Task directions →
Reproduce every record below exactly as it appears.

────────────────────────────────────────

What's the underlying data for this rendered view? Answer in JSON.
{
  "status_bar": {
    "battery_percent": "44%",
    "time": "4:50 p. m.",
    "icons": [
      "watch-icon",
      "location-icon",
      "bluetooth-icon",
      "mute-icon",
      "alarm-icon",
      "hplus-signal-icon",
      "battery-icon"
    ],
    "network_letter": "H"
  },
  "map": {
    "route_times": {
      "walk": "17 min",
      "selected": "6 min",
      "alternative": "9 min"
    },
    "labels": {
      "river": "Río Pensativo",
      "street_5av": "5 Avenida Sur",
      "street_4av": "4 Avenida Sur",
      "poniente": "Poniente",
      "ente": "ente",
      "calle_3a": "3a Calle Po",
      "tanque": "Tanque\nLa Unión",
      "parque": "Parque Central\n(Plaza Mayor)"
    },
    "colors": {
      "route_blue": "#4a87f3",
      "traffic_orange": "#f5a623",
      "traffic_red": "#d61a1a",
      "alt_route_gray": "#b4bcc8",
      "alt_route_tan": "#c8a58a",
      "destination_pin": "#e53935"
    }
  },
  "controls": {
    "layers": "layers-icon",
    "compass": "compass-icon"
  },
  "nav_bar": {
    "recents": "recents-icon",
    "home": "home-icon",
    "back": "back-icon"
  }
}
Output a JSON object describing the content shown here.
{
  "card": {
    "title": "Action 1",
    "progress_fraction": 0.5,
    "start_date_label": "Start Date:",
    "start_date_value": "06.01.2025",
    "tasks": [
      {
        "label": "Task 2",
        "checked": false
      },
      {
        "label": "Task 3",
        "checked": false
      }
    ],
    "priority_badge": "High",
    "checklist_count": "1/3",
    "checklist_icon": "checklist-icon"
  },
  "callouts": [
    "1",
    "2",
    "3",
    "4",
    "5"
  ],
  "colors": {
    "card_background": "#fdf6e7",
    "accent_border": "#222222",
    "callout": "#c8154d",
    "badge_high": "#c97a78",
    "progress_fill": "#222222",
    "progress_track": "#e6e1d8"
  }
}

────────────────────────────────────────

Your solution →
What's the underlying data for this rendered view? Answer in JSON.
{
  "status_bar": {
    "battery_percent": "44%",
    "time": "4:50 p. m.",
    "icons": [
      "watch-icon",
      "location-icon",
      "bluetooth-icon",
      "mute-icon",
      "alarm-icon",
      "hplus-signal-icon",
      "battery-icon"
    ],
    "network_letter": "H"
  },
  "map": {
    "route_times": {
      "walk": "17 min",
      "selected": "6 min",
      "alternative": "9 min"
    },
    "labels": {
      "river": "Río Pensativo",
      "street_5av": "5 Avenida Sur",
      "street_4av": "4 Avenida Sur",
      "poniente": "Poniente",
      "ente": "ente",
      "calle_3a": "3a Calle Po",
      "tanque": "Tanque\nLa Unión",
      "parque": "Parque Central\n(Plaza Mayor)"
    },
    "colors": {
      "route_blue": "#4a87f3",
      "traffic_orange": "#f5a623",
      "traffic_red": "#d61a1a",
      "alt_route_gray": "#b4bcc8",
      "alt_route_tan": "#c8a58a",
      "destination_pin": "#e53935"
    }
  },
  "controls": {
    "layers": "layers-icon",
    "compass": "compass-icon"
  },
  "nav_bar": {
    "recents": "recents-icon",
    "home": "home-icon",
    "back": "back-icon"
  }
}
Output a JSON object describing the content shown here.
{
  "card": {
    "title": "Action 1",
    "progress_fraction": 0.5,
    "start_date_label": "Start Date:",
    "start_date_value": "06.01.2025",
    "tasks": [
      {
        "label": "Task 2",
        "checked": false
      },
      {
        "label": "Task 3",
        "checked": false
      }
    ],
    "priority_badge": "High",
    "checklist_count": "1/3",
    "checklist_icon": "checklist-icon"
  },
  "callouts": [
    "1",
    "2",
    "3",
    "4",
    "5"
  ],
  "colors": {
    "card_background": "#fdf6e7",
    "accent_border": "#222222",
    "callout": "#c8154d",
    "badge_high": "#c97a78",
    "progress_fill": "#222222",
    "progress_track": "#e6e1d8"
  }
}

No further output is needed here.